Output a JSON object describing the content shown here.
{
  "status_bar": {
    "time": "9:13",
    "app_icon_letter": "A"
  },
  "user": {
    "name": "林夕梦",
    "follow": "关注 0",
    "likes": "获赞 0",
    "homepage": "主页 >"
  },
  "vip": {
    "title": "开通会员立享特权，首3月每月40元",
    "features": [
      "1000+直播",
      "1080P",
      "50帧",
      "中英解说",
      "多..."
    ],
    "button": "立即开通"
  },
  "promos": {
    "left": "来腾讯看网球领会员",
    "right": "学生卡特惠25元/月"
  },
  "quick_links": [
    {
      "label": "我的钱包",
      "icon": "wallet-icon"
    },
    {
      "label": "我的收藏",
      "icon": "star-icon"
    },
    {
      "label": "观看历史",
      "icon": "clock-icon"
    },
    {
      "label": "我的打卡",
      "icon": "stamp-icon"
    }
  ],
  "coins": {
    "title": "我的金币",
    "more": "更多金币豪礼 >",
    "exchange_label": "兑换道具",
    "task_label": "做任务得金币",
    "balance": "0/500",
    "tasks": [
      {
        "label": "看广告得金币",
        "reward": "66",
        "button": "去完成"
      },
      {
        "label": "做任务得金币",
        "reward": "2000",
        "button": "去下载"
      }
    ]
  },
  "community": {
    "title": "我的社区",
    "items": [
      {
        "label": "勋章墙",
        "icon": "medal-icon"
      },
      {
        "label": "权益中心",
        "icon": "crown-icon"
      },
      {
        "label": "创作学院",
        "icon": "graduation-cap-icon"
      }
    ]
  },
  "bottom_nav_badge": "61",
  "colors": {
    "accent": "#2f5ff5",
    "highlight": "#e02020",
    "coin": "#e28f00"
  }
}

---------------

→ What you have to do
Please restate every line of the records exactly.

→ Output of the task
Output a JSON object describing the content shown here.
{
  "status_bar": {
    "time": "9:13",
    "app_icon_letter": "A"
  },
  "user": {
    "name": "林夕梦",
    "follow": "关注 0",
    "likes": "获赞 0",
    "homepage": "主页 >"
  },
  "vip": {
    "title": "开通会员立享特权，首3月每月40元",
    "features": [
      "1000+直播",
      "1080P",
      "50帧",
      "中英解说",
      "多..."
    ],
    "button": "立即开通"
  },
  "promos": {
    "left": "来腾讯看网球领会员",
    "right": "学生卡特惠25元/月"
  },
  "quick_links": [
    {
      "label": "我的钱包",
      "icon": "wallet-icon"
    },
    {
      "label": "我的收藏",
      "icon": "star-icon"
    },
    {
      "label": "观看历史",
      "icon": "clock-icon"
    },
    {
      "label": "我的打卡",
      "icon": "stamp-icon"
    }
  ],
  "coins": {
    "title": "我的金币",
    "more": "更多金币豪礼 >",
    "exchange_label": "兑换道具",
    "task_label": "做任务得金币",
    "balance": "0/500",
    "tasks": [
      {
        "label": "看广告得金币",
        "reward": "66",
        "button": "去完成"
      },
      {
        "label": "做任务得金币",
        "reward": "2000",
        "button": "去下载"
      }
    ]
  },
  "community": {
    "title": "我的社区",
    "items": [
      {
        "label": "勋章墙",
        "icon": "medal-icon"
      },
      {
        "label": "权益中心",
        "icon": "crown-icon"
      },
      {
        "label": "创作学院",
        "icon": "graduation-cap-icon"
      }
    ]
  },
  "bottom_nav_badge": "61",
  "colors": {
    "accent": "#2f5ff5",
    "highlight": "#e02020",
    "coin": "#e28f00"
  }
}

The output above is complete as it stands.